The Fox is #724 on the 1,001 Books You Must Read Before You Die list. See the whole list and my progress here. This summer, I’m reading from the list for my 20 Books of Summer challenge, and instead of straight reviews, I’m going to compare the 1,001 Books write ups with my own impressions.
The Fox is a borderline novella, 86 pages in my wide-margined and illustrated edition. The 1,001 Books write-up begins by contrasting the length of this book with Lawrence’s major works, calling it “too brief and too self-contained” to include much more than plot. I can’t argue that it’s brief, though I would argue that there’s plenty of the “symbolism and mysticism” the reviewer found lacking, right where you’d expect it – the titular fox, who poaches chickens from two women running a small farm, is transposed onto the returning WWI solider who disrupts their solitary life:
“But to March he was the fox. Whether is was the thrusting forward of his head, or the glisten of the fine whitish hairs on the ruddy cheek-bones, or the bright, keen eyes, that can never be said: but the boy was to her the fox, and she could not see him otherwise.”The Fox by D.H. Lawrence
This turned out to be the least of my quibbles. In describing the outcome of the young man’s intrusion (spoiler alert), the reviewer says that “ultimately female friendship is defeated”. I’m still trying to figure out how two women who live together, and share a bedroom, and are completely destabilized by the man’s determined pursuit of March, are “friends”; or how Banford’s words, that she “shall never know a moment’s peace again while I live, nor a moment’s happiness” if March accepts him, and how March’s words, in an attempt to reject him, “when I am alone with Jill (Banford) I seem to come to my own senses… I love Jill and she makes me feel safe and sane” are the words of “friends”.
And of course, this “friendship” is only “defeated” when (spoiler alert!!) the man murders one of the women.
I wondered if I was imagining the lesbian relationship at the centre of this novella. Have I just read too many Emma Donoghue and Sarah Waters novels?
Emma Donoghue turned out to be the key. In browsing book blogs that mention The Fox, I came across a review of Donoghue’s 2006 history of “desire between women in literature”, Inseparable, in which she examines The Fox as an example of rivalry, in which a man threatens a relationship between women, and as an example of domesticity in lesbian relationships, rare enough, as women weren’t often able to live together in the early 20th century:

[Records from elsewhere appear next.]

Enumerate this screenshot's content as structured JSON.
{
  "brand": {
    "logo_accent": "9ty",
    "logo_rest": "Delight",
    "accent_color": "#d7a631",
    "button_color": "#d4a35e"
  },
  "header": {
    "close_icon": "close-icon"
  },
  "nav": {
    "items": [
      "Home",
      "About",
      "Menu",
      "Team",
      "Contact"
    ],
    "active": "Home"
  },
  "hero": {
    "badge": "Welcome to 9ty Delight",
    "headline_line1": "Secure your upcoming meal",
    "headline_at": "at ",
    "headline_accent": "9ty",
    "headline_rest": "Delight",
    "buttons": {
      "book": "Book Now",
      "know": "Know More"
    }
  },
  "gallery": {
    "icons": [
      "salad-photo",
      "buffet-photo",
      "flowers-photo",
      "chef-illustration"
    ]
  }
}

When a female couple does find a home, destruction is rarely far behind: it is as if the hubris of claiming a permanent site for love brings on nemesis.Inseparable by Emma Donoghue

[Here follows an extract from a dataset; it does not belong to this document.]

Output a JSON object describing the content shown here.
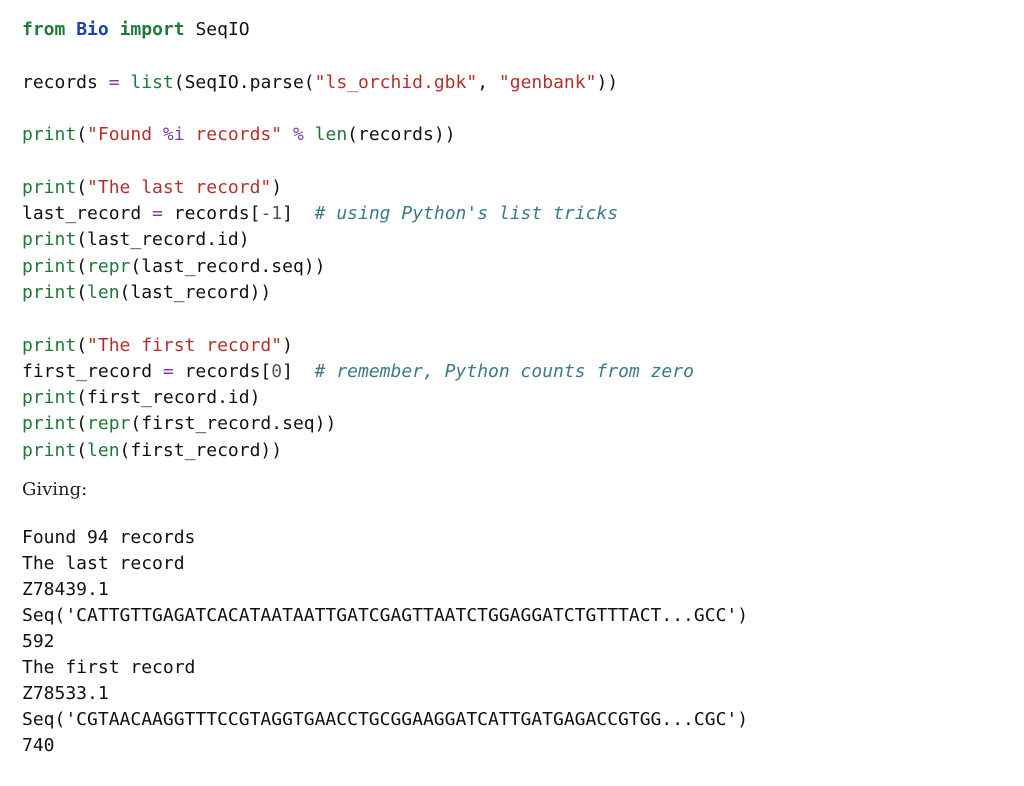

Donoghue’s book is fascinating, and offers a much richer way to look at The Fox and other post-WWI novels, many of which are steeped in anxiety about how all these unmarried women would live in a world with so few young men to marry. Inseparable also examines other rivalries that threaten lesbian relationships, going back as far as Clarrisa and Dangerous Liaisons, and in other chapters, themes as varied as cross dressing, monsters, romantic friendship, and criminals. Highly recommended!

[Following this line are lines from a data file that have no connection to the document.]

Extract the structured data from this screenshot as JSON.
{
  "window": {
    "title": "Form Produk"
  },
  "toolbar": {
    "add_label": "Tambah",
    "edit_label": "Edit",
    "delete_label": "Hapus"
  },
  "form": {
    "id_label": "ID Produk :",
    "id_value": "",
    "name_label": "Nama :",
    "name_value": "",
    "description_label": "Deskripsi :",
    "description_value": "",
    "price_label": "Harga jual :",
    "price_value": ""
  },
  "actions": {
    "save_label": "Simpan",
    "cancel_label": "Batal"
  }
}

1,001 Books finishes its brief examination of The Fox by characterizing the book as having a sense of “freedom and joyfulness”. The death of one lover, and the bleak future of the other as an unhappy wife and homesteader seems anything by free and joyful. The triumphant man/fox even admits that he “should have left Banford and March to kill one another”.
“The book may be brief, but it is beautiful”, the closing line of the 1,001 Books summary, may be the only point on which we agree!